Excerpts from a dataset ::
_____
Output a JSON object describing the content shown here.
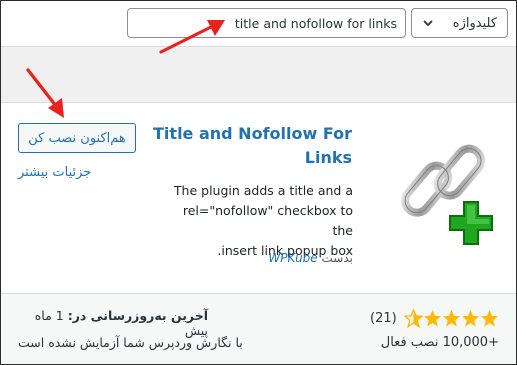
{
  "search": {
    "filter_label": "کلیدواژه",
    "query": "title and nofollow for links"
  },
  "plugin": {
    "title_line1": "Title and Nofollow For",
    "title_line2": "Links",
    "install_label": "هم‌اکنون نصب کن",
    "details_label": "جزئیات بیشتر",
    "description_line1": "The plugin adds a title and a",
    "description_line2": "rel=\"nofollow\" checkbox to the",
    "description_line3": ".insert link popup box",
    "author_prefix": "بدست",
    "author_name": "WPKube"
  },
  "footer": {
    "rating_stars": 5,
    "rating_count": "(21)",
    "installs": "+10,000 نصب فعال",
    "last_updated_label": "آخرین به‌روزرسانی در:",
    "last_updated_value": "1 ماه پیش",
    "compatibility": "با نگارش وردپرس شما آزمایش نشده است"
  },
  "colors": {
    "accent": "#2271b1",
    "star": "#ffb900",
    "arrow": "#e8221c",
    "plus": "#1fa81f"
  }
}
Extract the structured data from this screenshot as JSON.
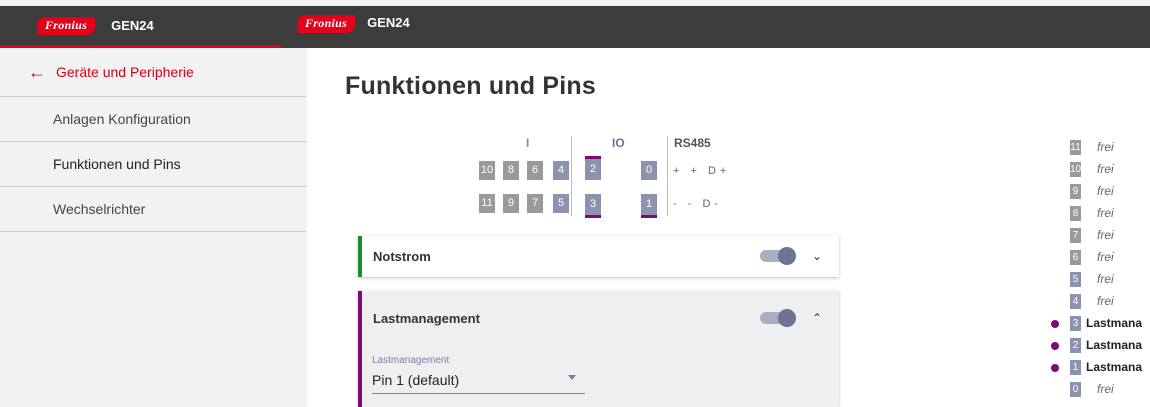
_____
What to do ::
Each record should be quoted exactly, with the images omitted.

Task solution ::
Output a JSON object describing the content shown here.
{
  "search": {
    "filter_label": "کلیدواژه",
    "query": "title and nofollow for links"
  },
  "plugin": {
    "title_line1": "Title and Nofollow For",
    "title_line2": "Links",
    "install_label": "هم‌اکنون نصب کن",
    "details_label": "جزئیات بیشتر",
    "description_line1": "The plugin adds a title and a",
    "description_line2": "rel=\"nofollow\" checkbox to the",
    "description_line3": ".insert link popup box",
    "author_prefix": "بدست",
    "author_name": "WPKube"
  },
  "footer": {
    "rating_stars": 5,
    "rating_count": "(21)",
    "installs": "+10,000 نصب فعال",
    "last_updated_label": "آخرین به‌روزرسانی در:",
    "last_updated_value": "1 ماه پیش",
    "compatibility": "با نگارش وردپرس شما آزمایش نشده است"
  },
  "colors": {
    "accent": "#2271b1",
    "star": "#ffb900",
    "arrow": "#e8221c",
    "plus": "#1fa81f"
  }
}
Extract the structured data from this screenshot as JSON.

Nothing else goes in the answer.